I’m heading for the Outer Banks at the end of the week and I’m excited—not only by the prospect of some down-time at the ocean, but also by the promise of hours of uninterrupted time to read. When I worked as a bookseller, the publisher reps would invariably try to sell certain titles as “the perfect beach read.” Actually, “beach reading” is a fairly broad category. It’s usually a book that goes down easy but it can be any author from Sophie Kinsella to Clive Cussler to Michael Chabon. Some people prefer non-fiction and there are certainly some beach worthy titles out there (Under the Banner of Heaven and The Tipping Point are two that come immediately to my mind) but for my beach reading it’s fiction all the way. I’m normally an enthusiastic reader of non-fiction but somehow it just doesn’t hold my interest near the waves as a well as a work of writing that carries me away to a different time and place. My co-worker and car pool buddy, Fran, describes a similar phenomenon. She is reading Agatha Christie but says that she is only able to read her when she’s away from home.
For this trip, I will, as usual, be overpacking books but I figure that it’s better to have too many than not enough. That sad situation actually occurred one year and I was forced to run to the grocery store in Gulf Shores AL to buy an emergency paperback. It turned out to be Dark Debts by Karen Hall, an excellent horror novel set in and around Atlanta that scared me silly (for me, a good thing) and proved impossible to put down. This time around, I’ll be steeping myself in Regency England as I re-read some of my favorite Jane Austen, specifically Pride and Prejudice, Emma, and Northanger Abbey. Also coming along will be Georgette Heyer’s Frederica and The Grand Sophy.
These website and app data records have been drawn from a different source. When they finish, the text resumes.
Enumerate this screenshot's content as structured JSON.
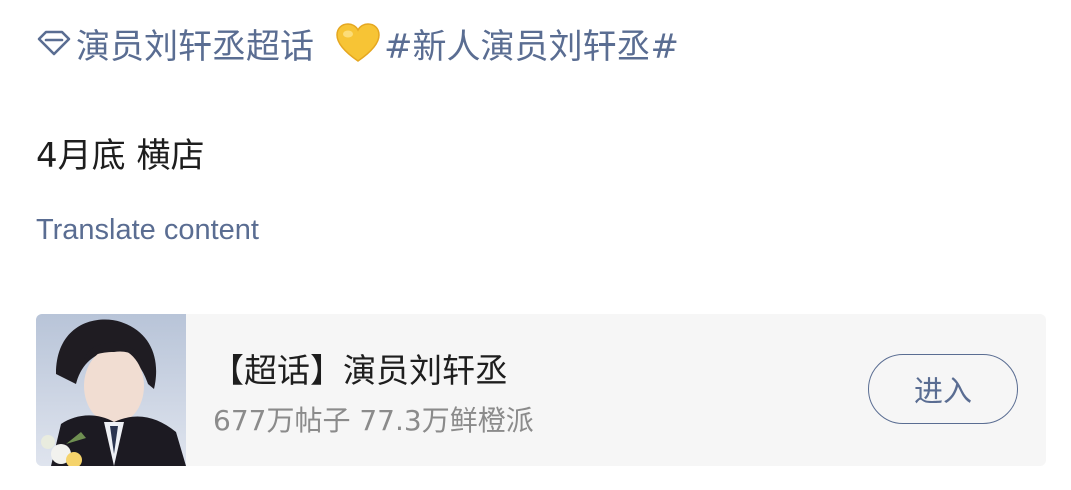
{
  "post": {
    "supertopic_link": "演员刘轩丞超话",
    "hashtag": "#新人演员刘轩丞#",
    "body": "4月底 横店",
    "translate_label": "Translate content"
  },
  "card": {
    "title": "【超话】演员刘轩丞",
    "stats": "677万帖子 77.3万鲜橙派",
    "enter_label": "进入"
  },
  "icons": {
    "supertopic": "diamond-icon",
    "emoji": "yellow-heart-emoji"
  },
  "colors": {
    "link": "#5a6d92",
    "text": "#1e1e1e",
    "secondary": "#8b8b8b",
    "card_bg": "#f6f6f6",
    "heart": "#f7c435"
  }
}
I’m excited as well about a new thriller writer I discovered recently, Cornelia Read, and I’ll be taking along her novels A Field of Darkness and The Invisible Boy. I also hope to take along The Paris Wife by Paula McClain, Shantaram by Gregory David Roberts, and I may re-read Caleb Carr’s The Alienist.
Do you need some ideas for your vacation reading?
This year, GoodReads is asking readers to cast their votes for top beach reads, and back in 2009 NPR asked readers and their own Books Board to nominate the 200 “best beach books ever”. You can check the lists out here and here and get inspiration for great new reading or books you’ve read before that you can enjoy rediscovering.
What are some of your favorite beach/vacation reads?